Black Gate Update
Black Gate 10 should be back from the printer in the next week.
E-submissions — I accidentally ended up with most of the week off from day job writing, and so threw myself into reading e-submissions for Black Gate. I’ve now read up through the middle of August 2006. There were some great finds in there. There are a lot of responses to write, but I hope to get them out in the next two weeks prior to another big push through submissions.
John is sifting through the e-subs I’ve forwarded to him as well as diving into some more real-world subs, prior to returning to work getting Black Gate 11 out the door.
I don’t know how other writers go about it, but I like to keep my weaknesses in mind as I sit down to write a scene. For instance, I used to have a big problem with having the plot dictate what my characters did, so I started reminding myself to always know what the characters want before the scene starts. I still do that. Something I’ve been striving for lately is to make the place itself a character — to bring it to life and present it as an interesting place to be. I mean, really, why set a scene in just one more generic tavern? It’s not as though when you’re writing fantasy prose you’re on a budget. My friend Eric Knight — someone who excels at giving his landscapes character — wrote a nice article about Solomon Kane for the www.swordandsorcery.org site that sums up this point nicely:
“Wings of the Night” features a marathon running fight through ruin, countryside, and even air that only a team of computer animators with a sixty-million dollar budget and the latest rendering technology (or a single Texan from Cross Plains hammering the story out with worn typewriter ribbon) could bring properly to life.
We don’t even have to worry about paying for typewriter ribbons now. We shouldn’t constrain our imaginations — we should give our characters, and our readers, interesting places to visit. I wish it didn’t have to go without saying that landscape should make sense in the world the writer’s creating and be woven through the events rather than be thrown in as a gee whiz moment. It all has to work together.

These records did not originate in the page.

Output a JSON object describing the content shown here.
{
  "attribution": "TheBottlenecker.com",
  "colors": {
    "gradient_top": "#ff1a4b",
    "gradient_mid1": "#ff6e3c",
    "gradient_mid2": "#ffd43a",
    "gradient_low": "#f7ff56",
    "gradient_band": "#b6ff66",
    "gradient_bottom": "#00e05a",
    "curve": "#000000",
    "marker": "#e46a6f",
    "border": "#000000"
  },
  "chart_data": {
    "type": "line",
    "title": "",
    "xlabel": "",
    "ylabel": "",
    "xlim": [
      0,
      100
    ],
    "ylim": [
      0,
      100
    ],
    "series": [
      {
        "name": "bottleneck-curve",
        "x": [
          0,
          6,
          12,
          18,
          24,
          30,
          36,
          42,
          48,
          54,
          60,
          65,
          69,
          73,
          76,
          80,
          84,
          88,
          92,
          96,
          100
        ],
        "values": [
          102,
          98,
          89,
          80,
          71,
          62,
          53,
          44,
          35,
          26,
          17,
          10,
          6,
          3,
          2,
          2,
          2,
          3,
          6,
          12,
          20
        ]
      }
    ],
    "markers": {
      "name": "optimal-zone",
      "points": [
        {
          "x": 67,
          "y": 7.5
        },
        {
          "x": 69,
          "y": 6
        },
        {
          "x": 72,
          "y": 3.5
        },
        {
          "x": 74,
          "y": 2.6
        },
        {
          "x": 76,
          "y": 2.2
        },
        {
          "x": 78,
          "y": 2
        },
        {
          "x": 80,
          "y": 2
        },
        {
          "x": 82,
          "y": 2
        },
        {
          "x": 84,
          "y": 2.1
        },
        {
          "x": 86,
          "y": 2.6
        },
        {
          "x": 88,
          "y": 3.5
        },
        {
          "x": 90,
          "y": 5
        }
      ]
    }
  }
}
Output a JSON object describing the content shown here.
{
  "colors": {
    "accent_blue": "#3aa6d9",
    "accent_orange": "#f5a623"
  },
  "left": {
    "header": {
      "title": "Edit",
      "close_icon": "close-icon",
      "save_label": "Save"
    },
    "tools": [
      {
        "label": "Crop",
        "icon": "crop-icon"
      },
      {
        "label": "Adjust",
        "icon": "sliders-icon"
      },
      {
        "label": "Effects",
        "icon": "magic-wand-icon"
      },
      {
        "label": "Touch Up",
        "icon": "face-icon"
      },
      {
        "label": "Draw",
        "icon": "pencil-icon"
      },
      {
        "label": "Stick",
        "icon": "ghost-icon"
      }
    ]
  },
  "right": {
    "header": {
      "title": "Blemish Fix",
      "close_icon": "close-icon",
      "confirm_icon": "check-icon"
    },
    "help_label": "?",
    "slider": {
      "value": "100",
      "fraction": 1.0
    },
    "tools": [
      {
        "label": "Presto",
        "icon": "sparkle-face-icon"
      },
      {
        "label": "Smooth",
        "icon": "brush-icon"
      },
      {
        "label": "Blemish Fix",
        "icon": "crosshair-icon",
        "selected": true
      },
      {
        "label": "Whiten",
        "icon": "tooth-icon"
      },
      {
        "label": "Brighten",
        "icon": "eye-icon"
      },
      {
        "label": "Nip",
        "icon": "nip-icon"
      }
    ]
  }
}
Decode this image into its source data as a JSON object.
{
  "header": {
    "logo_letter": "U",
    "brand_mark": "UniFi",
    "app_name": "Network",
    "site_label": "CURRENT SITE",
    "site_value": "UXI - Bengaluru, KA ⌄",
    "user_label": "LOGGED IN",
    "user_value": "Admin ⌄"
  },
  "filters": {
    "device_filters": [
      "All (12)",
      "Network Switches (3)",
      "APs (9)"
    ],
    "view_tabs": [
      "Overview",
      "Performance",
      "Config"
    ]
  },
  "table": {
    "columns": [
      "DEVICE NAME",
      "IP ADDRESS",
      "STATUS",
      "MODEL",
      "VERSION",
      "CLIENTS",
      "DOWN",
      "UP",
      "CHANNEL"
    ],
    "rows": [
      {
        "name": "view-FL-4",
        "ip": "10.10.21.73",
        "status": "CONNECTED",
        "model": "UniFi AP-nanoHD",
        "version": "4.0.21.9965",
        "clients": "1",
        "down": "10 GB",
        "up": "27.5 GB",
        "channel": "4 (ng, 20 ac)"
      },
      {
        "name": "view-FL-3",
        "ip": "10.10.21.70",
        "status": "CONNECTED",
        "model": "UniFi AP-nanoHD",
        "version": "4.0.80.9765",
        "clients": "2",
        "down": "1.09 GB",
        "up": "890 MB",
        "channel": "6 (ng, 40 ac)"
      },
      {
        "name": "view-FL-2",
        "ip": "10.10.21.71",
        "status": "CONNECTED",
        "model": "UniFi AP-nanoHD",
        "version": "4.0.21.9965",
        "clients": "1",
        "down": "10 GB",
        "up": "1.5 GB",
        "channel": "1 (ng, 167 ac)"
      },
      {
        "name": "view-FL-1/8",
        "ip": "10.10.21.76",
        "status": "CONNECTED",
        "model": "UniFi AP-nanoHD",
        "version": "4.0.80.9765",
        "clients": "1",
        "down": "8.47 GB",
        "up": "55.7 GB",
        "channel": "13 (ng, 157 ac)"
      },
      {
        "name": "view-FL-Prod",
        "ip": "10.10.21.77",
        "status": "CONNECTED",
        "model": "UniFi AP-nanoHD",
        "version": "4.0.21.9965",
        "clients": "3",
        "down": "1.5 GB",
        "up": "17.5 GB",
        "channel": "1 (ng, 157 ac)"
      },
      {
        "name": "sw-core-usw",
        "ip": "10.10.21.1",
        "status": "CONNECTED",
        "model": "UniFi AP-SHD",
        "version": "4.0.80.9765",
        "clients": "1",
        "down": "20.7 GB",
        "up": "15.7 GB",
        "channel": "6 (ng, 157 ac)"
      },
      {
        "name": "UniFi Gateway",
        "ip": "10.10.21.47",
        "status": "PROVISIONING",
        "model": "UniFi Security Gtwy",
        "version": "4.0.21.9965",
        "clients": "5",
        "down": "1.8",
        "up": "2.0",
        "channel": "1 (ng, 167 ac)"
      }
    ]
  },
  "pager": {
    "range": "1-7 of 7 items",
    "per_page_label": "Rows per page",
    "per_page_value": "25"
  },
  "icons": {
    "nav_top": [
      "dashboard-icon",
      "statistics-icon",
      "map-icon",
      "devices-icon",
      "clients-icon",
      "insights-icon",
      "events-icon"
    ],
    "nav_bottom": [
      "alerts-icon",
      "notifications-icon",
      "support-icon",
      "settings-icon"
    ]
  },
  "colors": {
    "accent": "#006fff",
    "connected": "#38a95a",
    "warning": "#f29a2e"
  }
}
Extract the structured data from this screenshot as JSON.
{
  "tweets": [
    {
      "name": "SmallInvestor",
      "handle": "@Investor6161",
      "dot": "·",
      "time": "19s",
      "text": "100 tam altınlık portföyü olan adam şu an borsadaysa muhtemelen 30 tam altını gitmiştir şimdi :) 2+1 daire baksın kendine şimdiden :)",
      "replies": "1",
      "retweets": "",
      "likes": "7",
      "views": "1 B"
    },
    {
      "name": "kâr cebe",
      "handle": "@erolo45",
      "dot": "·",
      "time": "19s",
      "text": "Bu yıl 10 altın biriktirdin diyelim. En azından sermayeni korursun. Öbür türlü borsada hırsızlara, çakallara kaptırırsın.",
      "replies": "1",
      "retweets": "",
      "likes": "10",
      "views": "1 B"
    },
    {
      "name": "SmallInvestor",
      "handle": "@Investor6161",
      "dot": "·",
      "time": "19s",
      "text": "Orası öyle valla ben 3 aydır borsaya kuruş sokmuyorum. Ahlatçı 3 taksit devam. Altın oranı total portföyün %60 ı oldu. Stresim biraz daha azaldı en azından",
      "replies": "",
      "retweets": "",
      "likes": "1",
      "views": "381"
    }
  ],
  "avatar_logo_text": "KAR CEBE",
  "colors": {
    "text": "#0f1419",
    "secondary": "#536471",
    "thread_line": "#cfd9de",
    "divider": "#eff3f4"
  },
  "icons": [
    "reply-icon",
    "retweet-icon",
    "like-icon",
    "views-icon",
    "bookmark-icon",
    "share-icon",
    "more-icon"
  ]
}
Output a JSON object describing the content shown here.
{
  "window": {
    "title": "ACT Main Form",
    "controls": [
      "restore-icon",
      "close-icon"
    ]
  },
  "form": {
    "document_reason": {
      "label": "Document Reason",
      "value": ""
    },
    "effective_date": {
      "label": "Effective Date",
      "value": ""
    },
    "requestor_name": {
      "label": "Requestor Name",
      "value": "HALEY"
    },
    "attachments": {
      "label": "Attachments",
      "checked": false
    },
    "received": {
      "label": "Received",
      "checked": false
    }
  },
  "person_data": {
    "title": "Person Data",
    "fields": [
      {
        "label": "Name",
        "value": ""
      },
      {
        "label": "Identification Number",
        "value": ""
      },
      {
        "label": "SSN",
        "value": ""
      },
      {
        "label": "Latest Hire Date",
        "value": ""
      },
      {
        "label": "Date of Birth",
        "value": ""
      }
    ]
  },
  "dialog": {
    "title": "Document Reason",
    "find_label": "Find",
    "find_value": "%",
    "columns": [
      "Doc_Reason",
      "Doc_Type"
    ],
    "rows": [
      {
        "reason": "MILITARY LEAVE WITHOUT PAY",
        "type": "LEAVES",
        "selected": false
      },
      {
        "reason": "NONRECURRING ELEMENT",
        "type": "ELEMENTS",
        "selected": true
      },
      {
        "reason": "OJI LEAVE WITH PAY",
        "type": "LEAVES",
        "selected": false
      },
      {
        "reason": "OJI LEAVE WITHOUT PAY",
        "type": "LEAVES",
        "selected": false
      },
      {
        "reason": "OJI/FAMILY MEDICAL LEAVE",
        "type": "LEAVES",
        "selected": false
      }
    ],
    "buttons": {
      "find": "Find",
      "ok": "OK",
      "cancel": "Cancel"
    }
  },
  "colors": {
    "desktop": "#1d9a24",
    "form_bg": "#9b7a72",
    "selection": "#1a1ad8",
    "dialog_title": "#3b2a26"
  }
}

So that’s what I’ve been thinking lately about stage setting.
Does anyone else keep lists in mind of things they watch for as they write? I’d be interested in hearing about them.